#### Required action
Each record beneath this line is to be copied exactly.

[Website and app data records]
▼▼▼
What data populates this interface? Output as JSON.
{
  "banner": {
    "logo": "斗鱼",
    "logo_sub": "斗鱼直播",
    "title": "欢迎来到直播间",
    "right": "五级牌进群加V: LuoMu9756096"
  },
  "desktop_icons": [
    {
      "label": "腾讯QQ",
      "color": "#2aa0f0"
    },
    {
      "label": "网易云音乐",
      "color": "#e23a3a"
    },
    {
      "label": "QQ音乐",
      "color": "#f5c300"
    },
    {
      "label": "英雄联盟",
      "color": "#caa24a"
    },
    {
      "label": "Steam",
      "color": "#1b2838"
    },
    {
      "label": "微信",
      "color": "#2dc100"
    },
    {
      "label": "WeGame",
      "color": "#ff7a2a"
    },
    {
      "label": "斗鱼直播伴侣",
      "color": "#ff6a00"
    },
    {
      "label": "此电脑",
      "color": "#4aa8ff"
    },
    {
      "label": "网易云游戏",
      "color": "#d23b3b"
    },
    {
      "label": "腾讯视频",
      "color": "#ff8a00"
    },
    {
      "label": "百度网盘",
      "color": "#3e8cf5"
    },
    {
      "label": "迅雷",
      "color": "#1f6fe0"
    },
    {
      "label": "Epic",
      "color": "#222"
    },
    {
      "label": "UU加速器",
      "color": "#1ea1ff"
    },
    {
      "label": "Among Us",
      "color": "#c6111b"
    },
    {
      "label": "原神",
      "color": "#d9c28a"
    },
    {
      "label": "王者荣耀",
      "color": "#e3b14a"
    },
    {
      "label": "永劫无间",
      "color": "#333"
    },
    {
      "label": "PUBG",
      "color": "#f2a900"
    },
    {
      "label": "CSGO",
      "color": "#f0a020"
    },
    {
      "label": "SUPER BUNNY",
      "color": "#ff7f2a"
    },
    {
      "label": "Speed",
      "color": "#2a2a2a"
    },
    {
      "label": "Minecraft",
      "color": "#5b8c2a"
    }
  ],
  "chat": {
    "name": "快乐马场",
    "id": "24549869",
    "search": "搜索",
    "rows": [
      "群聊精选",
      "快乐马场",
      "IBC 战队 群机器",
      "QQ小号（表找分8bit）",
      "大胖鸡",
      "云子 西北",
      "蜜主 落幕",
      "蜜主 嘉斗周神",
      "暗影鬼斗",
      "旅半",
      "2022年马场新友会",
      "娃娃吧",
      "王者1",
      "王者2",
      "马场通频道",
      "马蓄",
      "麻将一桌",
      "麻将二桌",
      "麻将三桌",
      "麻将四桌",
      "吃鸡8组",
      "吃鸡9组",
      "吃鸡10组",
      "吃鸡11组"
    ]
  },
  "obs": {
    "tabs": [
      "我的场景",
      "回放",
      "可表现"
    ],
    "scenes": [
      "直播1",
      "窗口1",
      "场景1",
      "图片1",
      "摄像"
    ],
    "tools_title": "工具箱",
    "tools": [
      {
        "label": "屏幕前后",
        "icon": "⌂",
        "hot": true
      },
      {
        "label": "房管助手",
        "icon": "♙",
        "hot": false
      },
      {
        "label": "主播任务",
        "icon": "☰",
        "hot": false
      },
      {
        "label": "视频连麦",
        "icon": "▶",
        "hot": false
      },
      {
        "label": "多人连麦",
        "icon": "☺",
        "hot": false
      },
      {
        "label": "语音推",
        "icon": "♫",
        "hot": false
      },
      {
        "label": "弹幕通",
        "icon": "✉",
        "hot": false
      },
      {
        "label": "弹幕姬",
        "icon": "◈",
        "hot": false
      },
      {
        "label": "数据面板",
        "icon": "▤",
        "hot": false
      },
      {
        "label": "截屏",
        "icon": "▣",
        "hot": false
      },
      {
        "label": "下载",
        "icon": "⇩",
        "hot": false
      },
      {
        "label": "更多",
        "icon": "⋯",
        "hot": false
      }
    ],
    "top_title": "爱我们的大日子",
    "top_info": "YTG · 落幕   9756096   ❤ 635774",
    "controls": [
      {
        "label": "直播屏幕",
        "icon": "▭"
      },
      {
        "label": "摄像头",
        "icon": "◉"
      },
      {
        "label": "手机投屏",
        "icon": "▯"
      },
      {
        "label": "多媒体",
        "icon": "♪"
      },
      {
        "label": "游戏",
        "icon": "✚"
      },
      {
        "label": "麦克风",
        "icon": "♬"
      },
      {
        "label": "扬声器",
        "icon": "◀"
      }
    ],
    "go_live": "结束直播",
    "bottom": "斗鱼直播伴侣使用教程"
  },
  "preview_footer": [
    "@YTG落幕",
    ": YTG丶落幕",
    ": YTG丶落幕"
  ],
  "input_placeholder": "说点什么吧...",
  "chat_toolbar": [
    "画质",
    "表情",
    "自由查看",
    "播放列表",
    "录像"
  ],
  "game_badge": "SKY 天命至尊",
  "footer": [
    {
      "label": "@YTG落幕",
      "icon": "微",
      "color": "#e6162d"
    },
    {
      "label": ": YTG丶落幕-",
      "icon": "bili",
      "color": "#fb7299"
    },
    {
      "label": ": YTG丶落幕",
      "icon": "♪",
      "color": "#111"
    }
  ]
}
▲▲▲
#### Written answer
What data populates this interface? Output as JSON.
{
  "banner": {
    "logo": "斗鱼",
    "logo_sub": "斗鱼直播",
    "title": "欢迎来到直播间",
    "right": "五级牌进群加V: LuoMu9756096"
  },
  "desktop_icons": [
    {
      "label": "腾讯QQ",
      "color": "#2aa0f0"
    },
    {
      "label": "网易云音乐",
      "color": "#e23a3a"
    },
    {
      "label": "QQ音乐",
      "color": "#f5c300"
    },
    {
      "label": "英雄联盟",
      "color": "#caa24a"
    },
    {
      "label": "Steam",
      "color": "#1b2838"
    },
    {
      "label": "微信",
      "color": "#2dc100"
    },
    {
      "label": "WeGame",
      "color": "#ff7a2a"
    },
    {
      "label": "斗鱼直播伴侣",
      "color": "#ff6a00"
    },
    {
      "label": "此电脑",
      "color": "#4aa8ff"
    },
    {
      "label": "网易云游戏",
      "color": "#d23b3b"
    },
    {
      "label": "腾讯视频",
      "color": "#ff8a00"
    },
    {
      "label": "百度网盘",
      "color": "#3e8cf5"
    },
    {
      "label": "迅雷",
      "color": "#1f6fe0"
    },
    {
      "label": "Epic",
      "color": "#222"
    },
    {
      "label": "UU加速器",
      "color": "#1ea1ff"
    },
    {
      "label": "Among Us",
      "color": "#c6111b"
    },
    {
      "label": "原神",
      "color": "#d9c28a"
    },
    {
      "label": "王者荣耀",
      "color": "#e3b14a"
    },
    {
      "label": "永劫无间",
      "color": "#333"
    },
    {
      "label": "PUBG",
      "color": "#f2a900"
    },
    {
      "label": "CSGO",
      "color": "#f0a020"
    },
    {
      "label": "SUPER BUNNY",
      "color": "#ff7f2a"
    },
    {
      "label": "Speed",
      "color": "#2a2a2a"
    },
    {
      "label": "Minecraft",
      "color": "#5b8c2a"
    }
  ],
  "chat": {
    "name": "快乐马场",
    "id": "24549869",
    "search": "搜索",
    "rows": [
      "群聊精选",
      "快乐马场",
      "IBC 战队 群机器",
      "QQ小号（表找分8bit）",
      "大胖鸡",
      "云子 西北",
      "蜜主 落幕",
      "蜜主 嘉斗周神",
      "暗影鬼斗",
      "旅半",
      "2022年马场新友会",
      "娃娃吧",
      "王者1",
      "王者2",
      "马场通频道",
      "马蓄",
      "麻将一桌",
      "麻将二桌",
      "麻将三桌",
      "麻将四桌",
      "吃鸡8组",
      "吃鸡9组",
      "吃鸡10组",
      "吃鸡11组"
    ]
  },
  "obs": {
    "tabs": [
      "我的场景",
      "回放",
      "可表现"
    ],
    "scenes": [
      "直播1",
      "窗口1",
      "场景1",
      "图片1",
      "摄像"
    ],
    "tools_title": "工具箱",
    "tools": [
      {
        "label": "屏幕前后",
        "icon": "⌂",
        "hot": true
      },
      {
        "label": "房管助手",
        "icon": "♙",
        "hot": false
      },
      {
        "label": "主播任务",
        "icon": "☰",
        "hot": false
      },
      {
        "label": "视频连麦",
        "icon": "▶",
        "hot": false
      },
      {
        "label": "多人连麦",
        "icon": "☺",
        "hot": false
      },
      {
        "label": "语音推",
        "icon": "♫",
        "hot": false
      },
      {
        "label": "弹幕通",
        "icon": "✉",
        "hot": false
      },
      {
        "label": "弹幕姬",
        "icon": "◈",
        "hot": false
      },
      {
        "label": "数据面板",
        "icon": "▤",
        "hot": false
      },
      {
        "label": "截屏",
        "icon": "▣",
        "hot": false
      },
      {
        "label": "下载",
        "icon": "⇩",
        "hot": false
      },
      {
        "label": "更多",
        "icon": "⋯",
        "hot": false
      }
    ],
    "top_title": "爱我们的大日子",
    "top_info": "YTG · 落幕   9756096   ❤ 635774",
    "controls": [
      {
        "label": "直播屏幕",
        "icon": "▭"
      },
      {
        "label": "摄像头",
        "icon": "◉"
      },
      {
        "label": "手机投屏",
        "icon": "▯"
      },
      {
        "label": "多媒体",
        "icon": "♪"
      },
      {
        "label": "游戏",
        "icon": "✚"
      },
      {
        "label": "麦克风",
        "icon": "♬"
      },
      {
        "label": "扬声器",
        "icon": "◀"
      }
    ],
    "go_live": "结束直播",
    "bottom": "斗鱼直播伴侣使用教程"
  },
  "preview_footer": [
    "@YTG落幕",
    ": YTG丶落幕",
    ": YTG丶落幕"
  ],
  "input_placeholder": "说点什么吧...",
  "chat_toolbar": [
    "画质",
    "表情",
    "自由查看",
    "播放列表",
    "录像"
  ],
  "game_badge": "SKY 天命至尊",
  "footer": [
    {
      "label": "@YTG落幕",
      "icon": "微",
      "color": "#e6162d"
    },
    {
      "label": ": YTG丶落幕-",
      "icon": "bili",
      "color": "#fb7299"
    },
    {
      "label": ": YTG丶落幕",
      "icon": "♪",
      "color": "#111"
    }
  ]
}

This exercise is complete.